_WHAT TO DO_
Copy out every line of the listing in which "Enter" appears.

_DATA_

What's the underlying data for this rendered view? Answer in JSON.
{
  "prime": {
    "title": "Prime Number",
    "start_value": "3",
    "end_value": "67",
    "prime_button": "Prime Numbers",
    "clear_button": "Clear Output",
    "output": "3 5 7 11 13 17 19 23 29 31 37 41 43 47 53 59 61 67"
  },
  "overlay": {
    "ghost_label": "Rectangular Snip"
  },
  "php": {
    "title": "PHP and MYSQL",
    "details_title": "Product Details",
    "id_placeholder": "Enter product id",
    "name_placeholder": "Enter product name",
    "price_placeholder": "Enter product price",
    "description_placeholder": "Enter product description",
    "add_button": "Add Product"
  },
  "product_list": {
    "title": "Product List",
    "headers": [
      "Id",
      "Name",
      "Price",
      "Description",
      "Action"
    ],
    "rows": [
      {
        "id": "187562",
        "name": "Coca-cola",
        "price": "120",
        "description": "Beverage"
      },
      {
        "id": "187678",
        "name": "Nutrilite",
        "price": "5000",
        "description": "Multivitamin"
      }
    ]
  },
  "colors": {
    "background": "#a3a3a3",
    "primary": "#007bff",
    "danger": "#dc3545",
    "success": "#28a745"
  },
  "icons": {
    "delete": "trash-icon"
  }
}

_ANSWER TO THIS PROBLEM_
    "id_placeholder": "Enter product id",
    "name_placeholder": "Enter product name",
    "price_placeholder": "Enter product price",
    "description_placeholder": "Enter product description",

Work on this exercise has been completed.